Here are some suggestions from the Lutheran School of Lexington.
To help smooth the transition back to school, it is important to get your child comfortable with being away from his/her parents.
Practicing separating and reuniting over the summer will help smooth your child's transition in to the new school year.
Below are a few exercises to practice to prepare your child for separation.
These activities will increase your child's comfort with separating and help them adjust to a new environment. These exercises can be found in the book:
I Break for Meltdowns by Michelle Nichlasen and Barbra O'Neal.
Please understand that these exercises are only suggestions to help your child adjust and relieve some stress or anxiety caused by separating from a parent, especially if your child has not attended a daycare or school environment.
- Decide on a short routine you will do with your child when he/she arrives at school. For example: read a book or work a puzzle for a few minutes then give your child a kiss or a hug and leave. Stick to this routine as long as you need to or until his/her drop-off anxiety decreases. Remember to arrive with enough time to perform the routine. However, some children do much better with a fast drop off and no lingering. For example: give one kiss or hug and leave.
- Do not look worried or stressed when you leave. When it is time to leave, give your child a kiss and say "I'll see you after the playground," or "I'll pick you up after the end of the day prayer," using a more specific time frame than the end of the day. Smile, wave, and leave. Do not sneak out. If he/she is crying, clinging, and won't let you go, then place them in the arms of a teacher.

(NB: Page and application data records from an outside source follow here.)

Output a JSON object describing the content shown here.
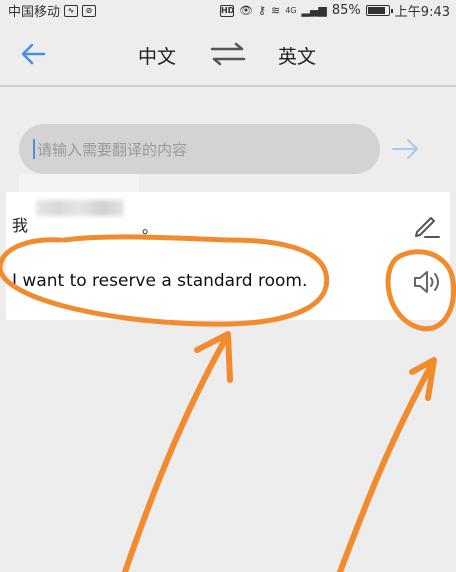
{
  "status_bar": {
    "carrier": "中国移动",
    "hd_label": "HD",
    "network": "4G",
    "battery": "85%",
    "time": "上午9:43"
  },
  "header": {
    "source_lang": "中文",
    "target_lang": "英文"
  },
  "input": {
    "placeholder": "请输入需要翻译的内容"
  },
  "result": {
    "source_prefix": "我",
    "source_suffix": "。",
    "translation": "I want to reserve a standard room."
  },
  "colors": {
    "accent": "#4a90d9",
    "annotation": "#f28a2e",
    "background": "#ededed"
  }
}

- Try a role play drop off scene at home, pick a doorway and pretend it is the door to the classroom, have one parent play the teacher and the other play the parent.
- Review with your child what they should expect. Go through your mini routine all the way through saying goodbye. Knowing what to expect goes a long way.
- Talk about the benefits of school to your child. On the way to school if your child is pleading with you to stay home, it can be helpful to list all the things you need to do that day, or explain the benefits to staying at school.
- Children are resilient. Remember as sad as your child looks when you drop them off, most children snap back to a good mood just minutes after you leave.
- Help your child with play dates. If you will be transitioning your child to a new school, try to set up some play dates with a fellow classmate. Familiarity with a few friends will help your child feel more comfortable. Play dates are another opportunity to practice separating and reuniting.
- School Routine: Talk to your child about what will happen during their day, and review their daily schedule.
- Refrain from reentering the room or peeking in the windows. It causes more stress when your child sees you but is unable to go to you.